Report, from the records below, every line where the word "JSON" appears.

Dataset records

——

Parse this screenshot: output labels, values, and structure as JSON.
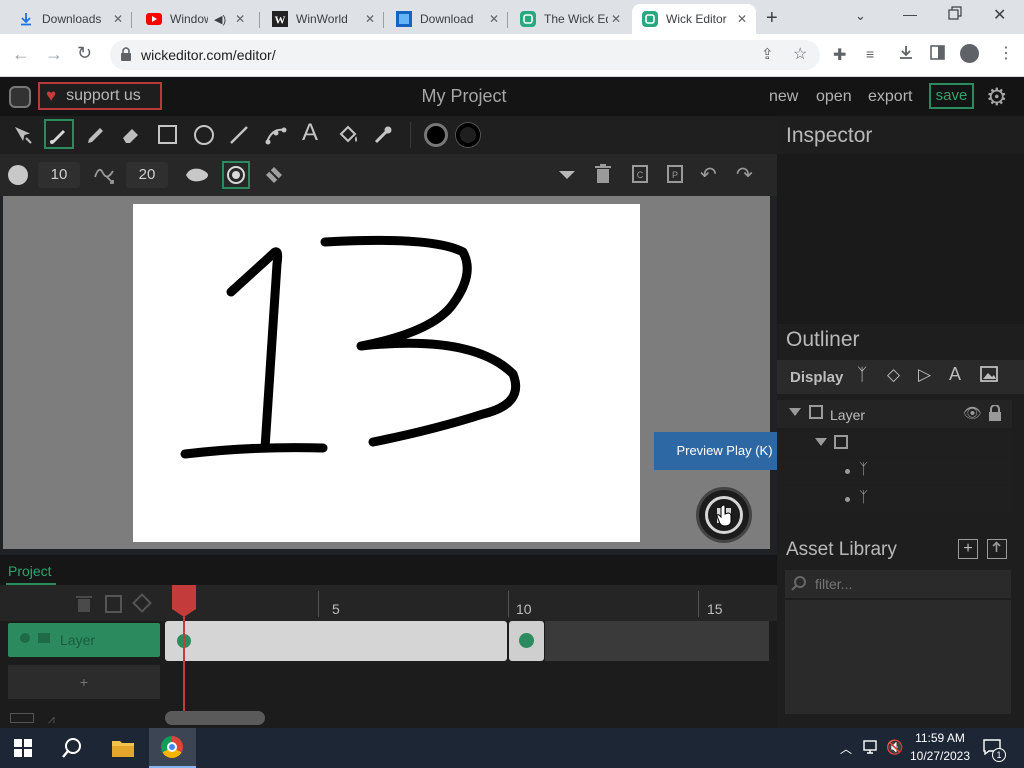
{
  "browser": {
    "tabs": [
      {
        "title": "Downloads",
        "favicon": "download-icon",
        "active": false
      },
      {
        "title": "Windows",
        "favicon": "youtube-icon",
        "active": false,
        "audio": true
      },
      {
        "title": "WinWorld",
        "favicon": "winworld-icon",
        "active": false
      },
      {
        "title": "Download",
        "favicon": "download-site-icon",
        "active": false
      },
      {
        "title": "The Wick Editor",
        "favicon": "wick-icon",
        "active": false
      },
      {
        "title": "Wick Editor",
        "favicon": "wick-icon",
        "active": true
      }
    ],
    "url": "wickeditor.com/editor/"
  },
  "app": {
    "support_label": "support us",
    "project_title": "My Project",
    "menu": {
      "new": "new",
      "open": "open",
      "export": "export",
      "save": "save"
    },
    "brush_size": "10",
    "smoothness": "20",
    "accent": "#2b8a5e",
    "inspector_title": "Inspector",
    "outliner": {
      "title": "Outliner",
      "display_label": "Display",
      "layer_label": "Layer"
    },
    "tooltip": "Preview Play (K)",
    "asset_library": {
      "title": "Asset Library",
      "filter_placeholder": "filter..."
    },
    "timeline": {
      "tab_label": "Project",
      "layer_name": "Layer",
      "add_layer": "+",
      "frame_markers": [
        "5",
        "10",
        "15"
      ]
    }
  },
  "taskbar": {
    "time": "11:59 AM",
    "date": "10/27/2023",
    "notification_count": "1"
  }
}
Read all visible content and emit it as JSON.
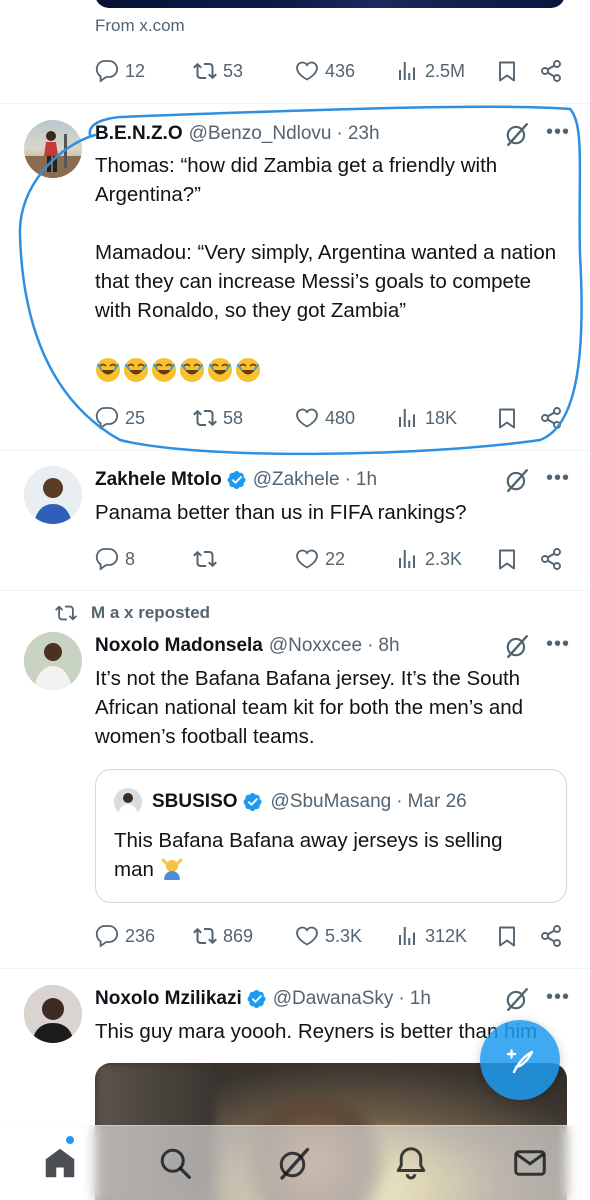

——

* _Written reply_:
Parse this screenshot: output labels, values, and structure as JSON.
Read all visible content and emit it as JSON.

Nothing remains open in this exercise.